* **Task requirements**
For the records below, give the number of lines in which "NASDAQ" appears, and add nothing else.
(Provided records begins)
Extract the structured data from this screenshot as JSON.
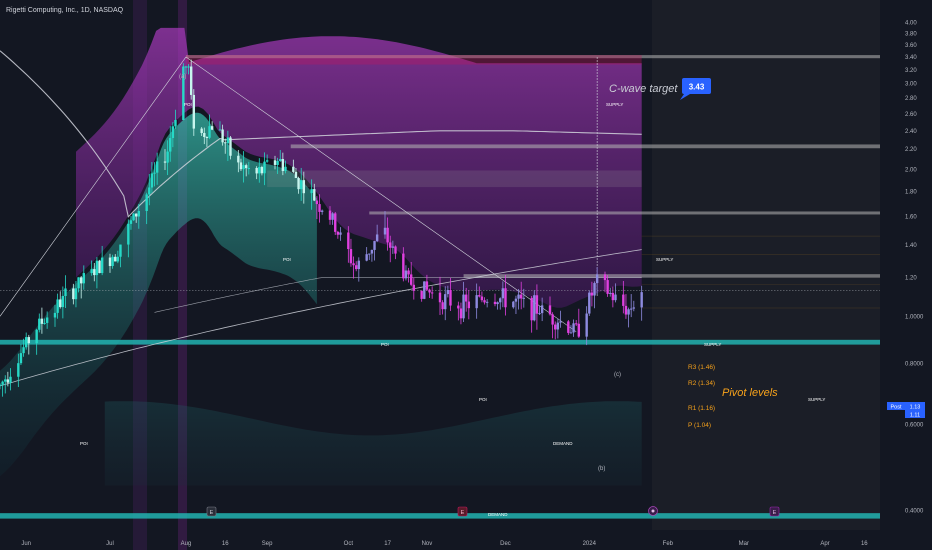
{
  "header": {
    "title": "Rigetti Computing, Inc., 1D, NASDAQ"
  },
  "colors": {
    "background": "#131722",
    "up_candle": "#26d9c7",
    "down_candle": "#e040e0",
    "cloud_purple": "#9c27b0",
    "cloud_teal": "#26c6b8",
    "supply_zone": "#b7b7b7",
    "demand_zone": "#22b3b0",
    "pivot_text": "#f7a21b",
    "target_label": "#2962ff",
    "price_label": "#2962ff"
  },
  "chart_data": {
    "type": "candlestick",
    "symbol": "Rigetti Computing, Inc.",
    "interval": "1D",
    "exchange": "NASDAQ",
    "y_axis": {
      "scale": "log",
      "range": [
        0.38,
        4.1
      ],
      "ticks": [
        "4.00",
        "3.80",
        "3.60",
        "3.40",
        "3.20",
        "3.00",
        "2.80",
        "2.60",
        "2.40",
        "2.20",
        "2.00",
        "1.80",
        "1.60",
        "1.40",
        "1.20",
        "1.0000",
        "0.8000",
        "0.6000",
        "0.4000"
      ]
    },
    "x_axis": {
      "range": [
        "2023-05-22",
        "2024-04-22"
      ],
      "ticks": [
        {
          "label": "Jun",
          "date": "2023-06-01"
        },
        {
          "label": "Jul",
          "date": "2023-07-03"
        },
        {
          "label": "Aug",
          "date": "2023-08-01"
        },
        {
          "label": "16",
          "date": "2023-08-16"
        },
        {
          "label": "Sep",
          "date": "2023-09-01"
        },
        {
          "label": "Oct",
          "date": "2023-10-02"
        },
        {
          "label": "17",
          "date": "2023-10-17"
        },
        {
          "label": "Nov",
          "date": "2023-11-01"
        },
        {
          "label": "Dec",
          "date": "2023-12-01"
        },
        {
          "label": "2024",
          "date": "2024-01-02"
        },
        {
          "label": "Feb",
          "date": "2024-02-01"
        },
        {
          "label": "Mar",
          "date": "2024-03-01"
        },
        {
          "label": "Apr",
          "date": "2024-04-01"
        },
        {
          "label": "16",
          "date": "2024-04-16"
        }
      ]
    },
    "price_path": [
      [
        "2023-05-22",
        0.72
      ],
      [
        "2023-06-05",
        0.95
      ],
      [
        "2023-06-20",
        1.15
      ],
      [
        "2023-07-05",
        1.35
      ],
      [
        "2023-07-15",
        1.7
      ],
      [
        "2023-07-25",
        2.2
      ],
      [
        "2023-08-01",
        3.3
      ],
      [
        "2023-08-05",
        2.3
      ],
      [
        "2023-08-12",
        2.5
      ],
      [
        "2023-08-20",
        2.05
      ],
      [
        "2023-08-28",
        1.95
      ],
      [
        "2023-09-05",
        2.1
      ],
      [
        "2023-09-15",
        1.85
      ],
      [
        "2023-09-25",
        1.6
      ],
      [
        "2023-10-05",
        1.25
      ],
      [
        "2023-10-15",
        1.5
      ],
      [
        "2023-10-25",
        1.18
      ],
      [
        "2023-11-05",
        1.1
      ],
      [
        "2023-11-15",
        1.05
      ],
      [
        "2023-11-25",
        1.1
      ],
      [
        "2023-12-05",
        1.07
      ],
      [
        "2023-12-15",
        1.03
      ],
      [
        "2023-12-28",
        0.93
      ],
      [
        "2024-01-05",
        1.18
      ],
      [
        "2024-01-12",
        1.08
      ],
      [
        "2024-01-17",
        1.03
      ],
      [
        "2024-01-22",
        1.13
      ]
    ],
    "zones": [
      {
        "type": "supply",
        "label": "SUPPLY",
        "low": 3.38,
        "high": 3.43,
        "start": "2023-08-01",
        "end": "2024-04-22"
      },
      {
        "type": "supply",
        "label": "SUPPLY",
        "low": 2.21,
        "high": 2.25,
        "start": "2023-09-10",
        "end": "2024-04-22"
      },
      {
        "type": "supply",
        "label": "SUPPLY",
        "low": 1.62,
        "high": 1.64,
        "start": "2023-10-10",
        "end": "2024-04-22"
      },
      {
        "type": "supply",
        "label": "SUPPLY",
        "low": 1.2,
        "high": 1.22,
        "start": "2023-11-15",
        "end": "2024-04-22"
      },
      {
        "type": "demand",
        "label": "DEMAND",
        "low": 0.875,
        "high": 0.895,
        "start": "2023-05-22",
        "end": "2024-04-22"
      },
      {
        "type": "demand",
        "label": "DEMAND",
        "low": 0.385,
        "high": 0.395,
        "start": "2023-05-22",
        "end": "2024-04-22"
      }
    ],
    "zone_tags": [
      "POI",
      "POI",
      "POI",
      "POI",
      "POI"
    ],
    "pivots": [
      {
        "label": "R3 (1.46)",
        "value": 1.46
      },
      {
        "label": "R2 (1.34)",
        "value": 1.34
      },
      {
        "label": "R1 (1.16)",
        "value": 1.16
      },
      {
        "label": "P (1.04)",
        "value": 1.04
      }
    ],
    "annotations": {
      "c_wave_target": "C-wave target",
      "target_value": "3.43",
      "pivot_levels": "Pivot levels",
      "wave_a": "(a)",
      "wave_b": "(b)",
      "wave_c": "(c)"
    },
    "last_price": {
      "post_label": "Post",
      "post_value": "1.13",
      "close_value": "1.11"
    },
    "event_markers": [
      "E",
      "E",
      "E"
    ]
  }
}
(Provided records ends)
* **Solution**
2